Full disclosure: I have never taught an online course. I’m also the kind of instructor who loves getting to know my students. I have everyone create name tags on the first day of class and only after I know everyone’s name by memory do students stop bringing their name tags. I frequently incorporate ice breakers. I share personal stories of life events (e.g., nephew winning the science fair, getting engaged, a cool hike I went on over the weekend). I understand that not everyone approaches teaching this way and to each their own. When all classes were required to transition online, however, and I could no longer see my students in person, I was honestly worried that I wouldn’t be able to connect with them the same way. In an effort to learn how I could build the same level of connection with students in unchartered territory, I scoured the internet. Whether you’re already familiar with teaching in an online format or you already have an idea of how you’re going to approach this change, here were a few unique tips I picked up.
Synchronous Teaching. Most online courses opt for asynchronous teaching, meaning that materials are prerecorded or created and provided online for students to access whenever is most convenient. Granted, this probably makes more sense if students have initially signed up for an online course. However, many of us are transitioning from an in-person class to an online class. With this in mind, I’m opting in for synchronous teaching. This means that lectures will be live and students are expected to “show up” during regularly scheduled class time (e.g., log in to a Zoom meeting). By choosing to do this, students can ask questions in real time and I can still hold class discussions, provide on-the-spot examples, get a good idea of the class’s understanding, and feel more confident about creating a sense of community.

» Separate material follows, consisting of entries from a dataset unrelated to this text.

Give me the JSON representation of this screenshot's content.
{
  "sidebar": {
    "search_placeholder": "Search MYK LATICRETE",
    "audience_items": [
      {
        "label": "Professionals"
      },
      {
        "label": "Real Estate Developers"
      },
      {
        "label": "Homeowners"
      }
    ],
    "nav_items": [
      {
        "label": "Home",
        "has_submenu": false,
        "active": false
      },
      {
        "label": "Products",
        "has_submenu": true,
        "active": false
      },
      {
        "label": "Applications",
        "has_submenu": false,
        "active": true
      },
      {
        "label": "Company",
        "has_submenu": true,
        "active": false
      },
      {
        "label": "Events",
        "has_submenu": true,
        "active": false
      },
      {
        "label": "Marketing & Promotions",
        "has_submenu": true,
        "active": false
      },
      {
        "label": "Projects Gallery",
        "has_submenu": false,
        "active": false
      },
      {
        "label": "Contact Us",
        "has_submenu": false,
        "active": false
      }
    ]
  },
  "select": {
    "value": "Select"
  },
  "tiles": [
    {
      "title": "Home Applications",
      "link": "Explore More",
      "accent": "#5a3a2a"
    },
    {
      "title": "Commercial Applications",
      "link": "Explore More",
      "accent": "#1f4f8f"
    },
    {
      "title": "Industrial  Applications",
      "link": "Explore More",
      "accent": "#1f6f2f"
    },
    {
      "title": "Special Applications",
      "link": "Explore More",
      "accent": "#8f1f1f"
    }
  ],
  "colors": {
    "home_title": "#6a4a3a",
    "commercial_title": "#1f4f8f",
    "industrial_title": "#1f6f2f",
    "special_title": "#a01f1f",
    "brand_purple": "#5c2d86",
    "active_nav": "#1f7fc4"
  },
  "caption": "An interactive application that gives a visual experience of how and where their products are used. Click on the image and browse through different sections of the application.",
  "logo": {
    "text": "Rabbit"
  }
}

[Image Description: A rotating image of cats sitting at computers typing with varying levels of speed.]
Pictured: All your students joining you for that synchronous session
Show up early and stay late. This is certainly something I do for in-person classes but I never would have thought to do this for an online course. Be available to your student 10-15 minutes before and after your scheduled class – be present, responsive to email, and log in and stay logged in to answer any questions. This time is valuable for me and the students. I find that my students ask most of their questions during this time than they do in class. It’s also when I feel like I get to know them a little more. I was most worried about losing this type of one-on-one interaction but, after reading this suggestion, I realized I don’t have to!
[Image Description: Conan O'Brien taps his wrist watch pointedly while smiling at the viewer.]
Pictured: You, realizing your students are waiting for you to log in to the session
Videos, videos, and more videos! How can I make sure my students see the real me? I have seen suggestions to create video content far more than I could have imagined. Here are some of the things you can do in addition to creating lecture videos - record an “about me” video for the first day of class, create an assignment where students have to submit an “about me” video to you, post weekly announcements in video format, and record while grading so students can have insight into your grading process. Infuse these videos with your personality! By doing so, I believe your students will be better able to connect with you and feel more motivated to reach out, strengthening that instructor-student connection I was afraid of losing in an online space.
[Image Description: A fluffy black and white dog with bright blue eyes smiles directly at the camera, showing all his teeth in a slightly disturbing but still cute smile.]
Pictured: You, recording your first "about me" video...they get better over time
As I am sure is true for many of you, the process of shifting instruction fully online has had a pretty steep learning curve. I am trying to remind myself of the advantages of this format (in addition to social distancing): students will most likely be more responsive to email, I can see study habits and how frequently students are accessing online material (if your institution’s Learning Management System provides those data), when students are responding to and posting on discussion boards, and no more grading scantrons! Although I will miss meeting my students in person and I have yet to determine my own personal success with the above suggestions, I’m looking forward to seeing what fits my personality and the student’s preferences.
Happy online teaching!
[Image Description: Lando Calrissian, from Star Wars, waves as he says: Good luck.]
Pictured: The force. It's with you, even online